Sugar mills are incurring losses as prices have fallen below production cost on account of record output of 31.5 million tonnes in the 2017-18 season ending September as against the annual domestic demand of 25 million tonnes.
The bailout package has been announced days after the BJP lost Lok Sabha by-poll of Kairana constituency in Uttar Pradesh, the country's largest sugar producing state.
Announcing the Cabinet decision, Food Minister Ram Vilas Paswan said the government has decided to create a buffer stock of 3 million tonnes for one year, which will result in a Rs 1,175 crore burden on the Centre in form of storage cost to mills.
The carrying cost will be paid on a quarterly basis which would be directly credited into farmers' account on behalf of mills against their cane dues.
The creation of buffer stock would help soak up excess supplies and boost sliding domestic prices.
"Mills are selling sugar at Rs 26-28 per kg as against the average production cost of Rs 32 per kg," Paswan said, adding that exports are also not viable as global prices are lower than rates prevailing in India.
On soft loans to mills for ethanol, the minister said the government will bear interest subvention of Rs 1,332 crore over a period of five years including moratorium period of one year.
Stating that the farmers cannot be stopped to produce cane, the minister said the additional ethanol production capacity would help diversion of cane during surplus season.
Ethanol extracted from sugarcane will be used for blending in petrol and will provide cane farmers remunerative price for their crop. Ethanol doping in petrol will also help the country cut its oil imports.
Paswan said the government had last month announced production-linked subsidy of Rs 1,540 crore for sugarcane farmers, taking the total package to about Rs 8,500 crore.
"The government is concerned about farmers' welfare," the minister said, adding that the Centre is helping mills cut losses and enable them to clear dues to farmers.
That apart, the minister said the minimum selling price of white/refined sugar has been fixed at Rs 29 per kg.
The government has notified Sugar Price (Control) Order, 2018 under Essential Commodities Act, 1955 to fix minimum selling price.
Asked whether this move will lead to rise in retail prices, Paswan said the government always maintains balance between interests of farmers and consumers.
"This will not affect availability of sugar to consumers at reasonable price and government will put in place a mechanism to ensure that the retail prices of sugar are kept fully under control," an official statement said.

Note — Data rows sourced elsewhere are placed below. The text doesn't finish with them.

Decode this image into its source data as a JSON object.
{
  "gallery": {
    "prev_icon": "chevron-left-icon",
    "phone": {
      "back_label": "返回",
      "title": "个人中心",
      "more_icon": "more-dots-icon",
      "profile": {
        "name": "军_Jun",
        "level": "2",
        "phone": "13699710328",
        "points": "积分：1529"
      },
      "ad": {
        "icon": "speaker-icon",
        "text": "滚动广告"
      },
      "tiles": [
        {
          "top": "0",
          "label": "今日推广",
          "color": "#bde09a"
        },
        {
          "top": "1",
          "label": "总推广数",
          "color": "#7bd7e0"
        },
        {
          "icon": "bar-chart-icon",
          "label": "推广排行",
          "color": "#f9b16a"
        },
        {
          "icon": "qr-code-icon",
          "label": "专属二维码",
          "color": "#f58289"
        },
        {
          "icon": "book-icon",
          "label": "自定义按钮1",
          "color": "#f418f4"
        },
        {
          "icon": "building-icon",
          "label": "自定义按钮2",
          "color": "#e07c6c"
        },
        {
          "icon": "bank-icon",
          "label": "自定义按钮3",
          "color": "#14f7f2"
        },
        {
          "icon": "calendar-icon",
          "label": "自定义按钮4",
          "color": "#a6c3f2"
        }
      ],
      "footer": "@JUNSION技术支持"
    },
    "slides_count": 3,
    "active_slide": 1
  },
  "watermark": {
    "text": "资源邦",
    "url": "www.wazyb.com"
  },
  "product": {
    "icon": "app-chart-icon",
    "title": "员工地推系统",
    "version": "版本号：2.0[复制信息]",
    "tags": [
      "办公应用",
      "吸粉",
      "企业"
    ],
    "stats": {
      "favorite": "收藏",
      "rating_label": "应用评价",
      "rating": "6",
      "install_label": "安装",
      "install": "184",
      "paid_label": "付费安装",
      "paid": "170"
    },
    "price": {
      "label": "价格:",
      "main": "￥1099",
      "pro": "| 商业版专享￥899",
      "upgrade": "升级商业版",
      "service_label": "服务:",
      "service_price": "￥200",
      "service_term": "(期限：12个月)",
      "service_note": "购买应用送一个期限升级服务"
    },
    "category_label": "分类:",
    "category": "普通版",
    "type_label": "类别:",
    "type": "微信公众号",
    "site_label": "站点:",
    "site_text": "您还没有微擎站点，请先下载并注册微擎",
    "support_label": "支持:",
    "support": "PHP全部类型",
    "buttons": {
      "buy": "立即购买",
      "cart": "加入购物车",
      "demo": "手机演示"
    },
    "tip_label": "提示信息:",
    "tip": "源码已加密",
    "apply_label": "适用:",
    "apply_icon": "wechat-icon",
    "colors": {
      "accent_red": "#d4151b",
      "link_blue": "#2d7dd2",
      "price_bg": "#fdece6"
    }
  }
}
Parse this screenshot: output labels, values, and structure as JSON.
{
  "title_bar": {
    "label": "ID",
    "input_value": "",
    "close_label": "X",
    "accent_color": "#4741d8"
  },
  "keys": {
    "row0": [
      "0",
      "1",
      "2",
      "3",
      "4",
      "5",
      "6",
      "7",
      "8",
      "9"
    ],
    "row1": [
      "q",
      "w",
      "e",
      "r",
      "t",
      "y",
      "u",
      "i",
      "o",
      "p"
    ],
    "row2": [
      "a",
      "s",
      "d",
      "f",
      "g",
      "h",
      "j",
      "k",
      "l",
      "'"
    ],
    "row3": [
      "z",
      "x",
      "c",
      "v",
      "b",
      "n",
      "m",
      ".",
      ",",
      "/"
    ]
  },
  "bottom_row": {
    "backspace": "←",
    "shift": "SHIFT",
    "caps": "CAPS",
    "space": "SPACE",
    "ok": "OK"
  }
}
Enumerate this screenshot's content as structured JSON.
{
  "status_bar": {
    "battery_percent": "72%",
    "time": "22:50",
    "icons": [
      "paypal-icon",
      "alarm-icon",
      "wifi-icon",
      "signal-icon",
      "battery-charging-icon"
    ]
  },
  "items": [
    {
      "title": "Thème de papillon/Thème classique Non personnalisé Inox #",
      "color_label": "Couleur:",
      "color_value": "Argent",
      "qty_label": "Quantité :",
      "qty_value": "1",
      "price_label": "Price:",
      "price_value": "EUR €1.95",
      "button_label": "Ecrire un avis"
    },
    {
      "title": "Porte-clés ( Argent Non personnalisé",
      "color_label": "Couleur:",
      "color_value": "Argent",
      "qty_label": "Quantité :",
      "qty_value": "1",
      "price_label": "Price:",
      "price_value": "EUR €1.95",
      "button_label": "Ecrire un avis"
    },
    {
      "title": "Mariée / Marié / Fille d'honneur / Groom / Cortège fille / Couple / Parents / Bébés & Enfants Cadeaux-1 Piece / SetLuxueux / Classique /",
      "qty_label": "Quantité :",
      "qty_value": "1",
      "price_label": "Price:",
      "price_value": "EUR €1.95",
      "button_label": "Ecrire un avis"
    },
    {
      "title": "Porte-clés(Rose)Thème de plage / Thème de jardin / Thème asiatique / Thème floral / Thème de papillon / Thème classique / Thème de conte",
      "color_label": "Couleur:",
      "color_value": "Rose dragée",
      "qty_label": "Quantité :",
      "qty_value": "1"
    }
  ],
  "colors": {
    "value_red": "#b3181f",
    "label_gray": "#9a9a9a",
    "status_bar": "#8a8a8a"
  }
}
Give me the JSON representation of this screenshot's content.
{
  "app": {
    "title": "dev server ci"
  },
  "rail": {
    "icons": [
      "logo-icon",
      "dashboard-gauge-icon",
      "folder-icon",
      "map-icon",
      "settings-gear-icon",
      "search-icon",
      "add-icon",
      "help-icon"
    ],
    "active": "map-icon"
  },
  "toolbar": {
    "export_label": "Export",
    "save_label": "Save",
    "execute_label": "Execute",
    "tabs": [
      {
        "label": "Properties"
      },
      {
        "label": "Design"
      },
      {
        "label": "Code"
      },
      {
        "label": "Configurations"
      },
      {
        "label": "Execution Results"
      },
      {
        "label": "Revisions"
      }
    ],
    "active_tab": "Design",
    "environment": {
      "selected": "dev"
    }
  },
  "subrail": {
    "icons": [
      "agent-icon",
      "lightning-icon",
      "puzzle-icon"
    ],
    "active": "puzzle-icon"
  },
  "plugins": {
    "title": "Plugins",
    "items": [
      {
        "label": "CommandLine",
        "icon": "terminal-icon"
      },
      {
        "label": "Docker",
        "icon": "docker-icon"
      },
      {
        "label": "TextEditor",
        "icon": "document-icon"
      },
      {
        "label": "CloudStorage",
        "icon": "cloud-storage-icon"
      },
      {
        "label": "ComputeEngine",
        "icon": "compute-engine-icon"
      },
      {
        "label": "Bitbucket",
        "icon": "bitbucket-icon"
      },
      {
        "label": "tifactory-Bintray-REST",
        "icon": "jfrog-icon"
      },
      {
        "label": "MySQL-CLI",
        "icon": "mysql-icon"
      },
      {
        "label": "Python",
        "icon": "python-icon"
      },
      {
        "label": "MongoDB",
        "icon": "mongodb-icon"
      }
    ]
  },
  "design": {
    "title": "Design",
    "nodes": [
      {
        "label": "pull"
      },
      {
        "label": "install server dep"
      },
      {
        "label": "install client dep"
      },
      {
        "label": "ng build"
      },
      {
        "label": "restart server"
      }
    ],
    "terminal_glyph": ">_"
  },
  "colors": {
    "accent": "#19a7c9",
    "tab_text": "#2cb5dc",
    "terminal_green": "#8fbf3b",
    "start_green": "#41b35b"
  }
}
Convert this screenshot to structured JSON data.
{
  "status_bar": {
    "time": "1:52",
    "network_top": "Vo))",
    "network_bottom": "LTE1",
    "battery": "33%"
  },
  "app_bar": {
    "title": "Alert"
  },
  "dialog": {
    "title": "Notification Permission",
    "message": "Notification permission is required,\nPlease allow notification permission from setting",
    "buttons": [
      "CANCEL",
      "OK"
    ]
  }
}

At present, this would be done along with imposition of stock holding limits on sugar mills. The stock limit on mills will be initially imposed for the current sugar season (up to September 2018), it added.
Earlier this year, the Centre had doubled sugar import duty to 100 per cent and scrapped export duty to check sliding domestic prices. It has also asked mills to export 2 million tonnes of sugar.
India is the world's second largest producer of sugar after Brazil.
(This story has not been edited by Business Standard staff and is auto-generated from a syndicated feed.)